2. Hale, Jon. “What is Responsible Investing?” Morningstar, 26 Jul. 2017. http://www.morningstar.co.uk/uk/news/160196/what-is-responsible-investing.aspx

3. Global Sustainable Investment Alliance. 2016. 2016 Global Sustainable Investment Review.  http://www.gsi-alliance.org/wp-content/uploads/2017/03/GSIR_Review2016.F.pdf

4. Deutsche Asset & Wealth Management. Dec. 2015. ESG & Corporate Financial Performance: Mapping the global landscape. https://institutional.deutscheam.com/content/_media/K15090_Academic_Insights_UK_EMEA_RZ_Online_151201_Final_(2).pdf
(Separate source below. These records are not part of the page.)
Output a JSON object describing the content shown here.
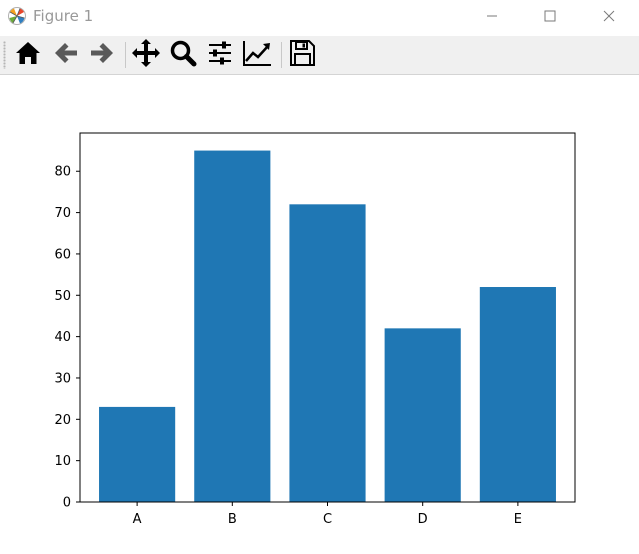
{
  "window": {
    "title": "Figure 1",
    "icon": "matplotlib-logo-icon",
    "controls": [
      "minimize-icon",
      "maximize-icon",
      "close-icon"
    ]
  },
  "toolbar": {
    "buttons": [
      {
        "name": "home",
        "icon": "home-icon"
      },
      {
        "name": "back",
        "icon": "arrow-left-icon"
      },
      {
        "name": "forward",
        "icon": "arrow-right-icon"
      },
      {
        "name": "pan",
        "icon": "move-icon"
      },
      {
        "name": "zoom",
        "icon": "magnifier-icon"
      },
      {
        "name": "configure-subplots",
        "icon": "sliders-icon"
      },
      {
        "name": "edit-axis",
        "icon": "line-chart-icon"
      },
      {
        "name": "save",
        "icon": "floppy-disk-icon"
      }
    ]
  },
  "colors": {
    "bar": "#1f77b4",
    "axes": "#000000",
    "toolbar_bg": "#f0f0f0"
  },
  "chart_data": {
    "type": "bar",
    "categories": [
      "A",
      "B",
      "C",
      "D",
      "E"
    ],
    "values": [
      23,
      85,
      72,
      42,
      52
    ],
    "yticks": [
      0,
      10,
      20,
      30,
      40,
      50,
      60,
      70,
      80
    ],
    "ylim": [
      0,
      89.25
    ],
    "grid": false,
    "title": "",
    "xlabel": "",
    "ylabel": ""
  }
}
5. Baldwin, William. “This Man Will Purify Your Portfolio,” Forbes, 25 Apr. 2017. https://www.forbes.com/sites/baldwin/2017/04/03/this-man-will-purify-your-portfolio/#28b8ae10280a